• EXERCISE AIM:
Report each line of the listing that carries the word "this".
########
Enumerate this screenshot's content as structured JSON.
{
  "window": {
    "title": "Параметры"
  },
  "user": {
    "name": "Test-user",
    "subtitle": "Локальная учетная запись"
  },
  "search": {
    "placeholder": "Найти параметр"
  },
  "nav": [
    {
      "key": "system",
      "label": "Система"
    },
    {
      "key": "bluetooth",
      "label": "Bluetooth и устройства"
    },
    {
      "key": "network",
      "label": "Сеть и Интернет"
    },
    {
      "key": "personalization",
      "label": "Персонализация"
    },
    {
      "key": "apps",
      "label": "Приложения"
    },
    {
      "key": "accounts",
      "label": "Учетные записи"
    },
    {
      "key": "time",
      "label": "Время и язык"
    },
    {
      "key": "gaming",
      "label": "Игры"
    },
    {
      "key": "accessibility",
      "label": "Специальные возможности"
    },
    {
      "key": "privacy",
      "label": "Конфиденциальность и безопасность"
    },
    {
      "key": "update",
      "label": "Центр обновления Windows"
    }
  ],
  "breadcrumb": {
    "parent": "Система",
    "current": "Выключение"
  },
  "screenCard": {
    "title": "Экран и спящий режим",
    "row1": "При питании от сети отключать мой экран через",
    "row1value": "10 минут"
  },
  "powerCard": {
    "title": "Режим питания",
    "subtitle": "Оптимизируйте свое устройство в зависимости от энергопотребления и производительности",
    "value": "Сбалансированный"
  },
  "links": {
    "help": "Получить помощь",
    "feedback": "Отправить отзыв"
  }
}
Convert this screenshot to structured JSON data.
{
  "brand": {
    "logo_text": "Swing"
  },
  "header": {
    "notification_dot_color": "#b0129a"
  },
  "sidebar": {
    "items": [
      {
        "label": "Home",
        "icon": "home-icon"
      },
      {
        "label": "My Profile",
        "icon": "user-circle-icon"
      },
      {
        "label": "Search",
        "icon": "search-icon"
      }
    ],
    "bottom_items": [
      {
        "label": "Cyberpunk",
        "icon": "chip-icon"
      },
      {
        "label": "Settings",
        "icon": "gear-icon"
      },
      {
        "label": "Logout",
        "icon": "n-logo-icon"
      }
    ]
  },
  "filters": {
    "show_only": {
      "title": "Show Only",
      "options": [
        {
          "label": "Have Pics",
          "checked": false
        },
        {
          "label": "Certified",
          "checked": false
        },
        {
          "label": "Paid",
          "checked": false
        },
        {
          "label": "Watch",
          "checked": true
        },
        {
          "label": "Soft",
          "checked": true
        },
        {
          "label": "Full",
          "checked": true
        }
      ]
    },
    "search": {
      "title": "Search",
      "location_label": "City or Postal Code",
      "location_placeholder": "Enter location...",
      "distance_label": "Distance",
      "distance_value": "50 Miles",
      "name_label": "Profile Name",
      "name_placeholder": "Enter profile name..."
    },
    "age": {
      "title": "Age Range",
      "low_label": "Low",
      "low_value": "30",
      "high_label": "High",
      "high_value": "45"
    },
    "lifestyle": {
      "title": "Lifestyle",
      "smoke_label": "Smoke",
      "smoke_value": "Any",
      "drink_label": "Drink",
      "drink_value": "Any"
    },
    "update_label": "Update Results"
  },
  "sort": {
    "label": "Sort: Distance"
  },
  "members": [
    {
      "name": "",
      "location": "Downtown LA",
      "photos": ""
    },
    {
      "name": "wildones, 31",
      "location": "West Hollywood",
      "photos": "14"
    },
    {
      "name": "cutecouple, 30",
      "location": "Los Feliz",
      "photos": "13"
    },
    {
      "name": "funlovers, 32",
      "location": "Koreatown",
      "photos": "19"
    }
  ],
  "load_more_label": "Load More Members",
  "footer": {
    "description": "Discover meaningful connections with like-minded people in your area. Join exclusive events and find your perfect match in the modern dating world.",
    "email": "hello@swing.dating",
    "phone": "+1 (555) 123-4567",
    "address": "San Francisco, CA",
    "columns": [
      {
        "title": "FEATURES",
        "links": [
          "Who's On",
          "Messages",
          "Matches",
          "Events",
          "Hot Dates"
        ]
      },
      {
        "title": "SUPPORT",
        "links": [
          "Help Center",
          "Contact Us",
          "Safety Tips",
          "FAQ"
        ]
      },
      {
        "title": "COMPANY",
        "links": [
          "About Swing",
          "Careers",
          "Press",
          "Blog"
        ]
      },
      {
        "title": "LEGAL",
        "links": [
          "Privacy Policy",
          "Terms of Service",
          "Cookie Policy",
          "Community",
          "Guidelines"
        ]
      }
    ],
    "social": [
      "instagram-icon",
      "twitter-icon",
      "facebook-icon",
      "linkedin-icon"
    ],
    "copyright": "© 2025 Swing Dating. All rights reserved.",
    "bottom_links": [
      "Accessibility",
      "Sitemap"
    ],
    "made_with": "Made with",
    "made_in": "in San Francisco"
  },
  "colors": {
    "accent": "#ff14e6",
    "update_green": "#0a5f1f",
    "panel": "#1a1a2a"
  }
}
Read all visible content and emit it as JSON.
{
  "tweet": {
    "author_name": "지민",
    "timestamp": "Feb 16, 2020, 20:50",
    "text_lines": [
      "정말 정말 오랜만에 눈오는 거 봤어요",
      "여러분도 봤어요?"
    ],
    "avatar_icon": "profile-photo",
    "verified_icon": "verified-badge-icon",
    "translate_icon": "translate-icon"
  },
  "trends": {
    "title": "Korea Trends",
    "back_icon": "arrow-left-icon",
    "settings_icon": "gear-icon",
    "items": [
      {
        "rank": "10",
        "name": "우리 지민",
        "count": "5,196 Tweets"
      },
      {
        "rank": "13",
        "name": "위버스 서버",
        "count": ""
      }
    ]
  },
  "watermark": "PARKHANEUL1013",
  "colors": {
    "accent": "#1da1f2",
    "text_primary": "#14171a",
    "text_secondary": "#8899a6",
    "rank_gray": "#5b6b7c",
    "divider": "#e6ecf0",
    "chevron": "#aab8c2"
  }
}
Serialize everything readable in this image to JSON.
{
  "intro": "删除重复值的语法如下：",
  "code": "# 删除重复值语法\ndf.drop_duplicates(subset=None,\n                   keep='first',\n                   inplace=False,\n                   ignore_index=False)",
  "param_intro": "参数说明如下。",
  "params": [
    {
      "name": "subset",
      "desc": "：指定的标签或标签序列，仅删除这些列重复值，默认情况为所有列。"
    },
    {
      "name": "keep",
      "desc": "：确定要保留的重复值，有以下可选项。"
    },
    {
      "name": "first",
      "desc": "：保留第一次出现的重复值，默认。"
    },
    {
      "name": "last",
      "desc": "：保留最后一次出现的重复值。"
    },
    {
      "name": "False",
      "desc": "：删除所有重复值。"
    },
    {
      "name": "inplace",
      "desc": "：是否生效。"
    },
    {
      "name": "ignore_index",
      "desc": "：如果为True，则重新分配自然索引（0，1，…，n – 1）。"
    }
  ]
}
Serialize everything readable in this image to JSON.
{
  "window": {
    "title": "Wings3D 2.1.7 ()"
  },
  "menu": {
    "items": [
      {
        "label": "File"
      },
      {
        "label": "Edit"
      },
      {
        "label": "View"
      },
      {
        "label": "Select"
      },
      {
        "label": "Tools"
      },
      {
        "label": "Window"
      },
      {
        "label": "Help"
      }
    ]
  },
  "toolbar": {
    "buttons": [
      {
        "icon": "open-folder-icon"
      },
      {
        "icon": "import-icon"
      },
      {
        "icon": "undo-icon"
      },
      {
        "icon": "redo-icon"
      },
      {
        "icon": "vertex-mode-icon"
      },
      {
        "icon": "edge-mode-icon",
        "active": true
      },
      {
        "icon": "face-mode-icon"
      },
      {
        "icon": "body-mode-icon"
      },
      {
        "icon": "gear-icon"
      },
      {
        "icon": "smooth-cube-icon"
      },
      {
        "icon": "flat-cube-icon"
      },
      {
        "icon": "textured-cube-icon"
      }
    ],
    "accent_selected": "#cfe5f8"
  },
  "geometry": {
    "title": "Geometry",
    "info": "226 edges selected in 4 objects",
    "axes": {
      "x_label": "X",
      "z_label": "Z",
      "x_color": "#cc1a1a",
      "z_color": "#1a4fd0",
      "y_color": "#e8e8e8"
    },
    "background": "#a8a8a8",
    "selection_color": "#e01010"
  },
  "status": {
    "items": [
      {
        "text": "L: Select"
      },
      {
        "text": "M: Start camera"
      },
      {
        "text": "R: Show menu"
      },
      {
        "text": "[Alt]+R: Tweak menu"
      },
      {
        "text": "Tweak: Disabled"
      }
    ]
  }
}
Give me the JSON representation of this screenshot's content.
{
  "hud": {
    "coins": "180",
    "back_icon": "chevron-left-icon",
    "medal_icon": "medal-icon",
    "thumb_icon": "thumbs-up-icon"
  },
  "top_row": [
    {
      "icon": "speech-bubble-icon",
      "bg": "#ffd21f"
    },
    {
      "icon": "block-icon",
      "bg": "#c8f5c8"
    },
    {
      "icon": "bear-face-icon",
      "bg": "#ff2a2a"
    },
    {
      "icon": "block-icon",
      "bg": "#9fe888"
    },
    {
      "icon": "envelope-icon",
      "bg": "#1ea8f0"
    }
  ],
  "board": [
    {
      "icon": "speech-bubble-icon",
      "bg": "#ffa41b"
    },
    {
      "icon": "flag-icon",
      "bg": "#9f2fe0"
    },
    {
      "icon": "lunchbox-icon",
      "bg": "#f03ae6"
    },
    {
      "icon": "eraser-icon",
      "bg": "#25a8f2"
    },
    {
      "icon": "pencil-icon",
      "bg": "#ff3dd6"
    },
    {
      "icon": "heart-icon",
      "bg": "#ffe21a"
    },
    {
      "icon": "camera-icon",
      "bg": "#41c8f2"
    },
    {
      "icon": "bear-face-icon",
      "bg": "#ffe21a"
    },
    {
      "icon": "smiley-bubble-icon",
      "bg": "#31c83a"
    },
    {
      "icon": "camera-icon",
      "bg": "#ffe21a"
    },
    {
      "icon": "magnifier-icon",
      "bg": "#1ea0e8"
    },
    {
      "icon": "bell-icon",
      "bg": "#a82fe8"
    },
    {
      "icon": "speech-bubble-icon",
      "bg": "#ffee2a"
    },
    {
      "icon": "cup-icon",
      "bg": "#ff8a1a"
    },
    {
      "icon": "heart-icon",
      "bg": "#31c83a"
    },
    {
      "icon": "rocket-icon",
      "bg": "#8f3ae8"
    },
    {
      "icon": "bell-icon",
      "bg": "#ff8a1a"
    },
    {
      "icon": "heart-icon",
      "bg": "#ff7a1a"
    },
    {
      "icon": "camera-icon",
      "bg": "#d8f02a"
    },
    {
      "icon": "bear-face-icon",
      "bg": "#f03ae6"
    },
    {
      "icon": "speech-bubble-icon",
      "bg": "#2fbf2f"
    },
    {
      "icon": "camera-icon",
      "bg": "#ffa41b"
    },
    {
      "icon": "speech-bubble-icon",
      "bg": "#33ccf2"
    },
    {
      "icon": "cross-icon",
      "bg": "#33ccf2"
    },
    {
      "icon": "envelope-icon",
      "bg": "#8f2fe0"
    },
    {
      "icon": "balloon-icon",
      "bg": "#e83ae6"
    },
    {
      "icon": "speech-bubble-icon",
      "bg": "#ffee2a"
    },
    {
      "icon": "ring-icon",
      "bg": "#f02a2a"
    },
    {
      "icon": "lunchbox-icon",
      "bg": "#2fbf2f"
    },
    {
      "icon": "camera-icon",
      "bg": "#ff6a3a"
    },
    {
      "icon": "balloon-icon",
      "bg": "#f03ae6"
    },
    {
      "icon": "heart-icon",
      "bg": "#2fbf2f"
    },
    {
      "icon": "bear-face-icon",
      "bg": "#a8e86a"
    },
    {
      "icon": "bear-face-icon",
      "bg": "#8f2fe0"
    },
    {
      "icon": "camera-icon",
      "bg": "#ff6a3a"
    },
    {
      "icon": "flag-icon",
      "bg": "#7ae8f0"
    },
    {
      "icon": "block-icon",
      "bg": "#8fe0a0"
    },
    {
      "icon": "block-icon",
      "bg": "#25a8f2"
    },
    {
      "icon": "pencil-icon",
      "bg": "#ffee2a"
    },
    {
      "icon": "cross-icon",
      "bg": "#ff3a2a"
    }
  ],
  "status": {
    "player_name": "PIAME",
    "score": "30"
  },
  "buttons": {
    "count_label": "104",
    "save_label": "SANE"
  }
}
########
• RESULT BELOW:
Enumerate this screenshot's content as structured JSON.
Convert this screenshot to structured JSON data.
Serialize everything readable in this image to JSON.
Serialize everything readable in this image to JSON.
Give me the JSON representation of this screenshot's content.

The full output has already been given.